One of the risks to the investor of this type of asset may be the lack of ability of the issuing companies to refinance their debt if interest rates and inflation increase, in a scenario of economic and financial deterioration. But the current situation of zero interest rates and expansionary monetary policy of central banks means that a context of low rates is expected for a long time, and for that the increase in financing costs is less likely, and therefore these investments are less risky.

But how has the corporate bond sector evolved in recent months?

A study published in the World Bank highlights that 40% of total emissions between 2009 and 2016[2] were made outside Spain by Dutch, Irish, and especially Luxembourg financial vehicles, as is the case of Laurion Group at present, which will issue its debt program in the last quarter of the year, from its Luxembourg investment vehicle Laurion Alternative Deposits.

In the same way that after the financial crisis, since the end of 2019 there has been an increase in issues by companies, although with significant differences. And, when it started last year, nobody expected a rally like the one experienced in the bond market: the yield on sovereign and investment-grade corporate bonds fell to record lows and companies took advantage of this to accelerate the pace of their new issues.

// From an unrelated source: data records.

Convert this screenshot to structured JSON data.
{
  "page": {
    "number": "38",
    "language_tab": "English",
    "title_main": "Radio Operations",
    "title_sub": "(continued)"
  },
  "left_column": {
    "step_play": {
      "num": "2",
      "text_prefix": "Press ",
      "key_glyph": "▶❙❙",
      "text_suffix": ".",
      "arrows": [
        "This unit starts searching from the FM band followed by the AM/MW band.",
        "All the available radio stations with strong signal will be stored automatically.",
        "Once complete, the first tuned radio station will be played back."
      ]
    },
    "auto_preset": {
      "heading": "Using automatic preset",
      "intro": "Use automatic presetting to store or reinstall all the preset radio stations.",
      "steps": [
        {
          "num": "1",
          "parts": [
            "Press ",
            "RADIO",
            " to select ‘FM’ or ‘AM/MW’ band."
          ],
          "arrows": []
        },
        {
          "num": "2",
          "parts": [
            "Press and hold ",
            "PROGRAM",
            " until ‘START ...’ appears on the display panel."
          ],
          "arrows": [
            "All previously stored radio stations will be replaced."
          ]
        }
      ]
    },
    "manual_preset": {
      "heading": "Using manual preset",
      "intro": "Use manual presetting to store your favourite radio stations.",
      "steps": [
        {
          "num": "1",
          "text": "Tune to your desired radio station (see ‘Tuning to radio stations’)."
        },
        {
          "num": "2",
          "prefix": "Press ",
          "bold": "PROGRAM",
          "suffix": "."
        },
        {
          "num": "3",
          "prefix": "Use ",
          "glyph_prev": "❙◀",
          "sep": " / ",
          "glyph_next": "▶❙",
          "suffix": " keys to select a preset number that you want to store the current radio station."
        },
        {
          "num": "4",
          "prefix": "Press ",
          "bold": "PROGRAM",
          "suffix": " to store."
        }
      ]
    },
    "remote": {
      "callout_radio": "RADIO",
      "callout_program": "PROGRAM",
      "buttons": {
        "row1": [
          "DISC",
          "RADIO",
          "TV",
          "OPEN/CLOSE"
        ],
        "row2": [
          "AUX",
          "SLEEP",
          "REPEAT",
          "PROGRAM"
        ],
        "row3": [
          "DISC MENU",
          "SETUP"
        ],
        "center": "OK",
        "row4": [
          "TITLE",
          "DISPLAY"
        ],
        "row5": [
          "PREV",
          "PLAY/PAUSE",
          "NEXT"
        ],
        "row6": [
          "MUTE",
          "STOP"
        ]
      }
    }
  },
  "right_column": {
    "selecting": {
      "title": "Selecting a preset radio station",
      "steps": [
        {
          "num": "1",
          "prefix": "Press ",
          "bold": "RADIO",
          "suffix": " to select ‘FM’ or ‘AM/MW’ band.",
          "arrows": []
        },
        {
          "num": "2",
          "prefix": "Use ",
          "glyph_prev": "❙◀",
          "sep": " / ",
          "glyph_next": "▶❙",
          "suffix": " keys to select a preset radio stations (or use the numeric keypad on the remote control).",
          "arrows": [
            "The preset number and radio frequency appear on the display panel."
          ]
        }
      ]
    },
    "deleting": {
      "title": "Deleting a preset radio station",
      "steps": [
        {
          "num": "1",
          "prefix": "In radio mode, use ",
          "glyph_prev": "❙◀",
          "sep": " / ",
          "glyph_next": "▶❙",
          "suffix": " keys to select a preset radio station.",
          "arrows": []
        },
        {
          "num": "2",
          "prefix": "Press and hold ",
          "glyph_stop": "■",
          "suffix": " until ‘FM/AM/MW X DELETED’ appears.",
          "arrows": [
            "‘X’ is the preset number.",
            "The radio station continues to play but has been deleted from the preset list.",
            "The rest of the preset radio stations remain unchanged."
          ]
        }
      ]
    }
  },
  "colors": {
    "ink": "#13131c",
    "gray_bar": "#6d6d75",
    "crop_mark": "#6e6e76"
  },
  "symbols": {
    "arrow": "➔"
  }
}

Specifically, according to data collected by Société Générale, “[…] in the first 8 months of 2019, 226 billion were placed in non-financial corporate debt with investment grade in euros, which represented a 35% increase over the figure for the same period of 2018, and the highest record in the historical series”.[3]

And “according to an OECD report, the volume of corporate debt reached a record high […] of 13.5 trillion dollars at the end of 2019. […] Also, in the coming years the secondary market of corporate debt will experience a great growth, especially in Spain (more than 19,000 MM euros in the next 2 years)”.[4]

By 2020, corporate debt issues have continued to grow. In a pandemic environment like this, despite the challenging environment and uncertainty in the markets, many companies have issued debt to get enough oxygen to continue to grow and ensure their survival.

In addition, according to Aseafi[5], the banks are currently focusing on helping private clients to clean up balance sheets, leaving out SMEs and self-employed and micro-enterprises that until now were financed with their own resources. According to the association, “[…] In 2020, Spanish companies in the Corporate Debt Index issued debt worth 4.4 billion dollars in the bond markets”.[6]

In addition, this year the new issues offer a higher profitability versus the issues that are quoted in the market, due to the good behavior of the debt market throughout 2019 by the increase of prices and consequent reduction of yields, as we have already commented.

2020 is undoubtedly the year of corporate fixed income, and in Laurion we will take the opportunity to be one more in the issuing market, offering our institutional investor a more attractive and profitable alternative with guaranteed capital in times of uncertainty.

[1] “Debt issues resume in Europe with an almost record intensity”, 27 March 2020,


[3] The issuance of investment-grade corporate debt at record levels, ElEconomista, September 2019,

[4] In what situation is the global corporate debt market? , ASEAFI, July 2020,

[5] In what situation is the global corporate debt market? , ASEAFI, July 2020,

[6] In what situation is the global corporate debt market? , ASEAFI, July 2020,